Finally, because plaintiff is seeking to have his earned credits restored and is claiming that he has been denied parole based on the menacing conviction, we also agree with the district court that the Supreme Court's decision in Preiser v. Rodriguez, 411 U.S. 475 (1973) bars plaintiff from proceeding under § 1983.
See R., Doc. 40 at 2. In accordance with Preiser, plaintiff's sole remedy in federal court is to file a petition for a writ of habeas corpus under 28 U.S.C. § 2241 after exhausting all available remedies under state law. See Preiser, 411 U.S. at 500 (holding "that when a state prisoner is challenging the very fact or duration of his physical imprisonment, and the relief he seeks is a determination that he is entitled to immediate release or a speedier release from that imprisonment, his sole federal remedy is a writ of habeas corpus"); Brown v. Smith, 828 F.2d 1493, 1495 (10th Cir. 1987) (holding that a 28 U.S.C. § 2241 habeas petition is the appropriate means by which to seek the restoration of good-time credits).
The judgment of the district court is AFFIRMED. Because the district court granted plaintiff leave to proceed on appeal in forma pauperis, we remind plaintiff of his continued obligation to make partial payments toward the appellate filing fee until it is paid in full.
Entered for the Court
Senior Circuit Judge
*. This order and judgment is not binding precedent, except under the doctrines of law of the case, res judicata, and collateral estoppel. The court generally disfavors the citation of orders and judgments; nevertheless, an order and judgment may be cited under the terms and conditions of 10th Cir. R. 36.3.

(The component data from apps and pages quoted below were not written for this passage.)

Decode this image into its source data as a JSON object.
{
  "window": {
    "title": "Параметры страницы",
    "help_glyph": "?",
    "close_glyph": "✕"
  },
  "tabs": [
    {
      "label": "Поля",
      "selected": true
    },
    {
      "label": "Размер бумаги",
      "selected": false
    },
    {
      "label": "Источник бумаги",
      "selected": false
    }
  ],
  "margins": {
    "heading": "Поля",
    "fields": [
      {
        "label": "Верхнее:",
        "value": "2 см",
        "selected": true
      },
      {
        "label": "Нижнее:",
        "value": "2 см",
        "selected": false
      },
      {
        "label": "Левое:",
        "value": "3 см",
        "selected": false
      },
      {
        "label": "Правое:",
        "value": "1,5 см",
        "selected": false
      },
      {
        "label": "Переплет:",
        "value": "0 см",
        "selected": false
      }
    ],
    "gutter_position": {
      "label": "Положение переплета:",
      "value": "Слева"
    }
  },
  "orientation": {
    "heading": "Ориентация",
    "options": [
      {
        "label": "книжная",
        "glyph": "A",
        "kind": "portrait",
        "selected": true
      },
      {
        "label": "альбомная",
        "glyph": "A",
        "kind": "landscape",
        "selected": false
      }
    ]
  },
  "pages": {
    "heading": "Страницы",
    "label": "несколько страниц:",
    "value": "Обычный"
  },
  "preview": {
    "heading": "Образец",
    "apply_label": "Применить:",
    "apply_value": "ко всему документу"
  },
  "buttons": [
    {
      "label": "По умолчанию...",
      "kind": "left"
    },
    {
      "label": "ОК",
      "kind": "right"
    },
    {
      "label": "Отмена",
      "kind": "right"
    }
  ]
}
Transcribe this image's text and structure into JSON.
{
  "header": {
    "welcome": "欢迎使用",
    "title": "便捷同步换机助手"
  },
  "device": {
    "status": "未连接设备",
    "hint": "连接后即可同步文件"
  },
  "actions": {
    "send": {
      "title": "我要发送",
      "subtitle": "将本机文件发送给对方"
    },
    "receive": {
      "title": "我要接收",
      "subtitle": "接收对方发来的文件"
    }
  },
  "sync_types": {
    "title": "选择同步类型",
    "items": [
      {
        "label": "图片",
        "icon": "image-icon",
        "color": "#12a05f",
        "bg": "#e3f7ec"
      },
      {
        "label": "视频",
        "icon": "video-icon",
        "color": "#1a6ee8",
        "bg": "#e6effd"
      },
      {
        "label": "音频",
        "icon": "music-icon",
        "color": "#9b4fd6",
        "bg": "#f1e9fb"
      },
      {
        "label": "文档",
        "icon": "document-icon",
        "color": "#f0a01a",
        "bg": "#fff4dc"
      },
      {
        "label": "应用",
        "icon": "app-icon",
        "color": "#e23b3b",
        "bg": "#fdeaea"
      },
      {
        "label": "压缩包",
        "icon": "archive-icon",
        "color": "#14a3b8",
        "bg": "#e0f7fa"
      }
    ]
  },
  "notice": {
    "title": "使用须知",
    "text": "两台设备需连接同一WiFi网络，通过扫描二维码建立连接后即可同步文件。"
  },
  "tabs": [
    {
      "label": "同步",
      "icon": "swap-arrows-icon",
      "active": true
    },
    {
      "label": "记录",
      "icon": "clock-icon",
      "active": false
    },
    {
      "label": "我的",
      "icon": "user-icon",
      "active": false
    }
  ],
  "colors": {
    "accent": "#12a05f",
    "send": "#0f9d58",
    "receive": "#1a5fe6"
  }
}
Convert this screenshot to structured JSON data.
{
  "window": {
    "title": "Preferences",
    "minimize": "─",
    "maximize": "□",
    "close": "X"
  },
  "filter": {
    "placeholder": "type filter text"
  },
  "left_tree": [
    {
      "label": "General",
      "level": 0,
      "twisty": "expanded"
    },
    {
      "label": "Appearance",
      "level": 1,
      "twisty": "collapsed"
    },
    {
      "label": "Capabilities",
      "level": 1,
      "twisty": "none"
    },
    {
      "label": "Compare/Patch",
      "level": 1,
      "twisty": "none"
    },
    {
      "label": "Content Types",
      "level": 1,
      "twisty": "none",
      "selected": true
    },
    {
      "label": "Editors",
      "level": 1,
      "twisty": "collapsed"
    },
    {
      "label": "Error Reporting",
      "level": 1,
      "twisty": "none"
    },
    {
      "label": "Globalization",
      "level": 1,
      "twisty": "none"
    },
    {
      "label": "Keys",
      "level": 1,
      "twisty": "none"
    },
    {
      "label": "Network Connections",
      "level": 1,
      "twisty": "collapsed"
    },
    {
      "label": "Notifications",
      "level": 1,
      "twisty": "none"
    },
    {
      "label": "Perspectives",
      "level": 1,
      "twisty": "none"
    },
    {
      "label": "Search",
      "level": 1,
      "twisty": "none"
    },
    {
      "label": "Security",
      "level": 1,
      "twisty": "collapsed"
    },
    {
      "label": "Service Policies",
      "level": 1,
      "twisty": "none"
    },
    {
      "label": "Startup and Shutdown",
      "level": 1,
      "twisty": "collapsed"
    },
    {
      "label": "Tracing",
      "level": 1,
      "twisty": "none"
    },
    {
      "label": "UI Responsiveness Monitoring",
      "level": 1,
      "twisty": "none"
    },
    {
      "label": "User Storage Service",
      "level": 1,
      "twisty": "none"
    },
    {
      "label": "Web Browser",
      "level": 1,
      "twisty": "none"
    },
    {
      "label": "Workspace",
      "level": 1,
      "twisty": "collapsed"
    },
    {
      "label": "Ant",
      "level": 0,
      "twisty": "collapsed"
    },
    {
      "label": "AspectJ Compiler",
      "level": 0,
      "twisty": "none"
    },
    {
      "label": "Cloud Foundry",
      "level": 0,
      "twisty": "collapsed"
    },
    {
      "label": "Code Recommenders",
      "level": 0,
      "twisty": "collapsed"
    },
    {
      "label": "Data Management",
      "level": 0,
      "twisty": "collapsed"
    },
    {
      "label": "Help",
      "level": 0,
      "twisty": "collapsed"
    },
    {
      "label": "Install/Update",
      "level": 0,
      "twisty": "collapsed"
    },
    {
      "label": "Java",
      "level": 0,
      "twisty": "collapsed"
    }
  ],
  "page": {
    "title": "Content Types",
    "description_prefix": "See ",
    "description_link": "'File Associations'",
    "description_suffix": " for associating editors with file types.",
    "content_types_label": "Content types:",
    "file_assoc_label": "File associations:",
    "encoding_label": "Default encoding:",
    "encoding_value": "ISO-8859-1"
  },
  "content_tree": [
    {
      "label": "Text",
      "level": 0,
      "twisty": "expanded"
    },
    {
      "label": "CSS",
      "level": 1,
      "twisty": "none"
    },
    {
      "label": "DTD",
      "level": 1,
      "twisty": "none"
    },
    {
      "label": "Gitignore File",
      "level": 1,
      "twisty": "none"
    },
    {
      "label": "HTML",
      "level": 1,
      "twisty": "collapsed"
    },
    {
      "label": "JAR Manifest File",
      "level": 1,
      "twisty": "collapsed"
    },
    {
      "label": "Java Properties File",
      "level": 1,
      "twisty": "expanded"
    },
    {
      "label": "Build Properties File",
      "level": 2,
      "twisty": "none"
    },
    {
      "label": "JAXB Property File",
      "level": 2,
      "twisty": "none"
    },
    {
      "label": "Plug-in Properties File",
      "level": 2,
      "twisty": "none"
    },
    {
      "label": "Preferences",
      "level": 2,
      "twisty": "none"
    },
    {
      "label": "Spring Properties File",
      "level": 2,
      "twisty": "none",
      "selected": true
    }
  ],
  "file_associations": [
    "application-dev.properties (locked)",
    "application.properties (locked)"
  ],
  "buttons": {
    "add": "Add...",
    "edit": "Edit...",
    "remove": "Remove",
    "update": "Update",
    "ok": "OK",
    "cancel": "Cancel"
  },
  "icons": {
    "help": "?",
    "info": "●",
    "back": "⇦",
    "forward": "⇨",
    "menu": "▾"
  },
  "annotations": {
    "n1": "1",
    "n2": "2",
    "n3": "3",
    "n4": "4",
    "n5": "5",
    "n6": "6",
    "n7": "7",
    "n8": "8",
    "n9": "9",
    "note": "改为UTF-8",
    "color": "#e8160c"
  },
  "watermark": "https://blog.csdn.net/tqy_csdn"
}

1. In his opening brief, plaintiff also alleges that, following his transfer to OSP, the prison officials at that facility damaged and/or lost certain items of personal property that he owned and denied him access to the prison law library for two years. However, plaintiff waived his property claim by failing to assert it in his objections to the magistrate judge's report and recommendation. See Moore v. United States, 950 F.2d 656, 659 (10th Cir. 1991). Further, because he has not alleged any facts showing that he was unable to pursue a specific legal claim due to his alleged lack of access to the prison law library at OSP, plaintiff has failed to state a claim for denial of access to the courts. See Lewis v. Casey, 518 U.S. 343, 349-53 (1996).